Work to be completed:
In your reply, print every line of the listing exactly and omit all images.

Information shown:

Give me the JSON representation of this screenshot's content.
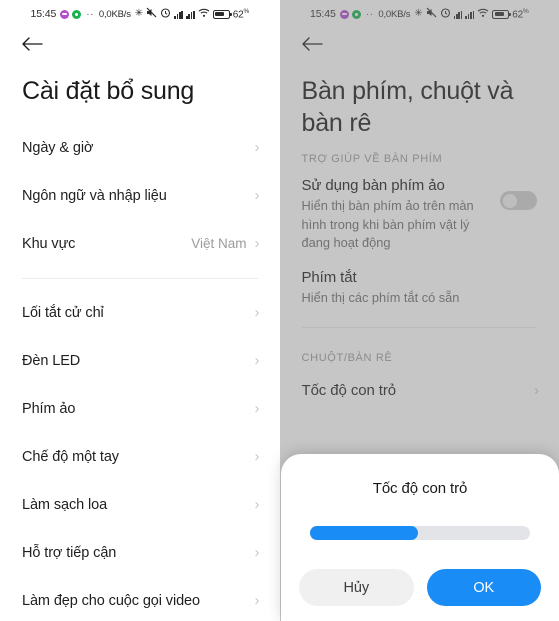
{
  "statusbar": {
    "time": "15:45",
    "icons": [
      "message-icon",
      "recorder-icon",
      "more-dots-icon"
    ],
    "dots": "··",
    "data_rate": "0,0KB/s",
    "bluetooth": "✳",
    "mute_vibrate": "🔇",
    "alarm": "⏰",
    "signal_1": "signal-bars-icon",
    "signal_2": "signal-bars-icon",
    "wifi": "wifi-icon",
    "battery_pct": "62",
    "battery_pct_suffix": "%"
  },
  "left_panel": {
    "back_icon": "back-arrow-icon",
    "title": "Cài đặt bổ sung",
    "group_1": [
      {
        "label": "Ngày & giờ",
        "value": "",
        "chevron": "›"
      },
      {
        "label": "Ngôn ngữ và nhập liệu",
        "value": "",
        "chevron": "›"
      },
      {
        "label": "Khu vực",
        "value": "Việt Nam",
        "chevron": "›"
      }
    ],
    "group_2": [
      {
        "label": "Lối tắt cử chỉ",
        "value": "",
        "chevron": "›"
      },
      {
        "label": "Đèn LED",
        "value": "",
        "chevron": "›"
      },
      {
        "label": "Phím ảo",
        "value": "",
        "chevron": "›"
      },
      {
        "label": "Chế độ một tay",
        "value": "",
        "chevron": "›"
      },
      {
        "label": "Làm sạch loa",
        "value": "",
        "chevron": "›"
      },
      {
        "label": "Hỗ trợ tiếp cận",
        "value": "",
        "chevron": "›"
      },
      {
        "label": "Làm đẹp cho cuộc gọi video",
        "value": "",
        "chevron": "›"
      }
    ]
  },
  "right_panel": {
    "back_icon": "back-arrow-icon",
    "title": "Bàn phím, chuột và bàn rê",
    "section_keyboard": {
      "caption": "TRỢ GIÚP VỀ BÀN PHÍM",
      "items": [
        {
          "title": "Sử dụng bàn phím ảo",
          "subtitle": "Hiển thị bàn phím ảo trên màn hình trong khi bàn phím vật lý đang hoạt động",
          "toggle": "off"
        },
        {
          "title": "Phím tắt",
          "subtitle": "Hiển thị các phím tắt có sẵn",
          "toggle": ""
        }
      ]
    },
    "section_mouse": {
      "caption": "CHUỘT/BÀN RÊ",
      "items": [
        {
          "label": "Tốc độ con trỏ",
          "chevron": "›"
        }
      ]
    }
  },
  "dialog": {
    "title": "Tốc độ con trỏ",
    "slider": {
      "percent": 49,
      "fill_color": "#1a8cf5",
      "track_color": "#e2e4e8"
    },
    "cancel_label": "Hủy",
    "ok_label": "OK"
  },
  "colors": {
    "accent": "#1a8cf5",
    "dim_overlay": "#b5b5b5",
    "text_primary": "#1a1a1a",
    "text_secondary": "#6e6e6e",
    "caption": "#9a9a9a"
  }
}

Response box:
Give me the JSON representation of this screenshot's content.
{
  "statusbar": {
    "time": "15:45",
    "icons": [
      "message-icon",
      "recorder-icon",
      "more-dots-icon"
    ],
    "dots": "··",
    "data_rate": "0,0KB/s",
    "bluetooth": "✳",
    "mute_vibrate": "🔇",
    "alarm": "⏰",
    "signal_1": "signal-bars-icon",
    "signal_2": "signal-bars-icon",
    "wifi": "wifi-icon",
    "battery_pct": "62",
    "battery_pct_suffix": "%"
  },
  "left_panel": {
    "back_icon": "back-arrow-icon",
    "title": "Cài đặt bổ sung",
    "group_1": [
      {
        "label": "Ngày & giờ",
        "value": "",
        "chevron": "›"
      },
      {
        "label": "Ngôn ngữ và nhập liệu",
        "value": "",
        "chevron": "›"
      },
      {
        "label": "Khu vực",
        "value": "Việt Nam",
        "chevron": "›"
      }
    ],
    "group_2": [
      {
        "label": "Lối tắt cử chỉ",
        "value": "",
        "chevron": "›"
      },
      {
        "label": "Đèn LED",
        "value": "",
        "chevron": "›"
      },
      {
        "label": "Phím ảo",
        "value": "",
        "chevron": "›"
      },
      {
        "label": "Chế độ một tay",
        "value": "",
        "chevron": "›"
      },
      {
        "label": "Làm sạch loa",
        "value": "",
        "chevron": "›"
      },
      {
        "label": "Hỗ trợ tiếp cận",
        "value": "",
        "chevron": "›"
      },
      {
        "label": "Làm đẹp cho cuộc gọi video",
        "value": "",
        "chevron": "›"
      }
    ]
  },
  "right_panel": {
    "back_icon": "back-arrow-icon",
    "title": "Bàn phím, chuột và bàn rê",
    "section_keyboard": {
      "caption": "TRỢ GIÚP VỀ BÀN PHÍM",
      "items": [
        {
          "title": "Sử dụng bàn phím ảo",
          "subtitle": "Hiển thị bàn phím ảo trên màn hình trong khi bàn phím vật lý đang hoạt động",
          "toggle": "off"
        },
        {
          "title": "Phím tắt",
          "subtitle": "Hiển thị các phím tắt có sẵn",
          "toggle": ""
        }
      ]
    },
    "section_mouse": {
      "caption": "CHUỘT/BÀN RÊ",
      "items": [
        {
          "label": "Tốc độ con trỏ",
          "chevron": "›"
        }
      ]
    }
  },
  "dialog": {
    "title": "Tốc độ con trỏ",
    "slider": {
      "percent": 49,
      "fill_color": "#1a8cf5",
      "track_color": "#e2e4e8"
    },
    "cancel_label": "Hủy",
    "ok_label": "OK"
  },
  "colors": {
    "accent": "#1a8cf5",
    "dim_overlay": "#b5b5b5",
    "text_primary": "#1a1a1a",
    "text_secondary": "#6e6e6e",
    "caption": "#9a9a9a"
  }
}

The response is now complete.